● **Goal of the exercise**
State how many lines of the records contain the string "documents", and give no other information.

[Element data from apps and pages]
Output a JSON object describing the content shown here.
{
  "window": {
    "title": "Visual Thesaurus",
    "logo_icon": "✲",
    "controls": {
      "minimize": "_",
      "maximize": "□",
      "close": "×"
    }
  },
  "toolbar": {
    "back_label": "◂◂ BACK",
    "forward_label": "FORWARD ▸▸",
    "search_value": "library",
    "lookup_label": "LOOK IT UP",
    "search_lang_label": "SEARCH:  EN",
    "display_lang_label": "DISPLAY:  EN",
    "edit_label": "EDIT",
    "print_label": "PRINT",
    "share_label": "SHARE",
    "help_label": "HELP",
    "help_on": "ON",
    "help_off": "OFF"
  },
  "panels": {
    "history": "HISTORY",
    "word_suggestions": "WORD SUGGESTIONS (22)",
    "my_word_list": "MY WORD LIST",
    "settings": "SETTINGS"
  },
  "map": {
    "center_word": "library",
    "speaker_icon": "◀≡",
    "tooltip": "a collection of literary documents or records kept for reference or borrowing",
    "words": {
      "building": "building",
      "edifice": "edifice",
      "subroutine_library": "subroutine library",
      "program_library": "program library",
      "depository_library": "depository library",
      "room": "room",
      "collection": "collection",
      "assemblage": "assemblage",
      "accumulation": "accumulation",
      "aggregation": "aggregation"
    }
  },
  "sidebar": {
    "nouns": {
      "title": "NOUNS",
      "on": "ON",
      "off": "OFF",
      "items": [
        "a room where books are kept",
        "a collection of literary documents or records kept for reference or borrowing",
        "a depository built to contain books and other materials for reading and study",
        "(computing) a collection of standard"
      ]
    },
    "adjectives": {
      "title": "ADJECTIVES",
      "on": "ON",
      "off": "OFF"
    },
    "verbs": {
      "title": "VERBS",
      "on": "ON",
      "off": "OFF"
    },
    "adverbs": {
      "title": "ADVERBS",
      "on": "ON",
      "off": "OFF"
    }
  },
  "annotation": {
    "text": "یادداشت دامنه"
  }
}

● **Solution to this problem**
2